Raw data section start

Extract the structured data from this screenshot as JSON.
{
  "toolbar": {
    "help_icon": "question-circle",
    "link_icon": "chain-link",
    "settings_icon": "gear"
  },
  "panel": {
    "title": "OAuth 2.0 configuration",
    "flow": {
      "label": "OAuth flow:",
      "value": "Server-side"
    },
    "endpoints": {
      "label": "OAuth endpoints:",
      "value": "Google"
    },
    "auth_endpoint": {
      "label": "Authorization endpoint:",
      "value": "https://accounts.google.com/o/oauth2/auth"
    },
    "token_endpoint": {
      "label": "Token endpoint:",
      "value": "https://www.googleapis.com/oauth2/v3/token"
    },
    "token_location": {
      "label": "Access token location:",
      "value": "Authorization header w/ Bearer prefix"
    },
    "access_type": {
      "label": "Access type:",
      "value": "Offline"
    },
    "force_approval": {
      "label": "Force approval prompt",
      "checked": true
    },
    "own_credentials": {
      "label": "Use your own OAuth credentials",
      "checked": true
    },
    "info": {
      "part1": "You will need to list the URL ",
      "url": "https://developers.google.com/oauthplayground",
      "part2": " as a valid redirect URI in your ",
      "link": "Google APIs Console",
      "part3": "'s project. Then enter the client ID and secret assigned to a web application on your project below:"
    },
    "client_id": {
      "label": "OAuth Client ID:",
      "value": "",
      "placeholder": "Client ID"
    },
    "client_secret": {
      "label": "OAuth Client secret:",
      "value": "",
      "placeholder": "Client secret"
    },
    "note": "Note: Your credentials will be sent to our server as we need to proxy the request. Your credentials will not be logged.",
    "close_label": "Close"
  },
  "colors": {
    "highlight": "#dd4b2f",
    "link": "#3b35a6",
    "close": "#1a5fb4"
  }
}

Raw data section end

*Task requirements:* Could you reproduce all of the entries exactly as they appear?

*Finished exercise:*
Extract the structured data from this screenshot as JSON.
{
  "toolbar": {
    "help_icon": "question-circle",
    "link_icon": "chain-link",
    "settings_icon": "gear"
  },
  "panel": {
    "title": "OAuth 2.0 configuration",
    "flow": {
      "label": "OAuth flow:",
      "value": "Server-side"
    },
    "endpoints": {
      "label": "OAuth endpoints:",
      "value": "Google"
    },
    "auth_endpoint": {
      "label": "Authorization endpoint:",
      "value": "https://accounts.google.com/o/oauth2/auth"
    },
    "token_endpoint": {
      "label": "Token endpoint:",
      "value": "https://www.googleapis.com/oauth2/v3/token"
    },
    "token_location": {
      "label": "Access token location:",
      "value": "Authorization header w/ Bearer prefix"
    },
    "access_type": {
      "label": "Access type:",
      "value": "Offline"
    },
    "force_approval": {
      "label": "Force approval prompt",
      "checked": true
    },
    "own_credentials": {
      "label": "Use your own OAuth credentials",
      "checked": true
    },
    "info": {
      "part1": "You will need to list the URL ",
      "url": "https://developers.google.com/oauthplayground",
      "part2": " as a valid redirect URI in your ",
      "link": "Google APIs Console",
      "part3": "'s project. Then enter the client ID and secret assigned to a web application on your project below:"
    },
    "client_id": {
      "label": "OAuth Client ID:",
      "value": "",
      "placeholder": "Client ID"
    },
    "client_secret": {
      "label": "OAuth Client secret:",
      "value": "",
      "placeholder": "Client secret"
    },
    "note": "Note: Your credentials will be sent to our server as we need to proxy the request. Your credentials will not be logged.",
    "close_label": "Close"
  },
  "colors": {
    "highlight": "#dd4b2f",
    "link": "#3b35a6",
    "close": "#1a5fb4"
  }
}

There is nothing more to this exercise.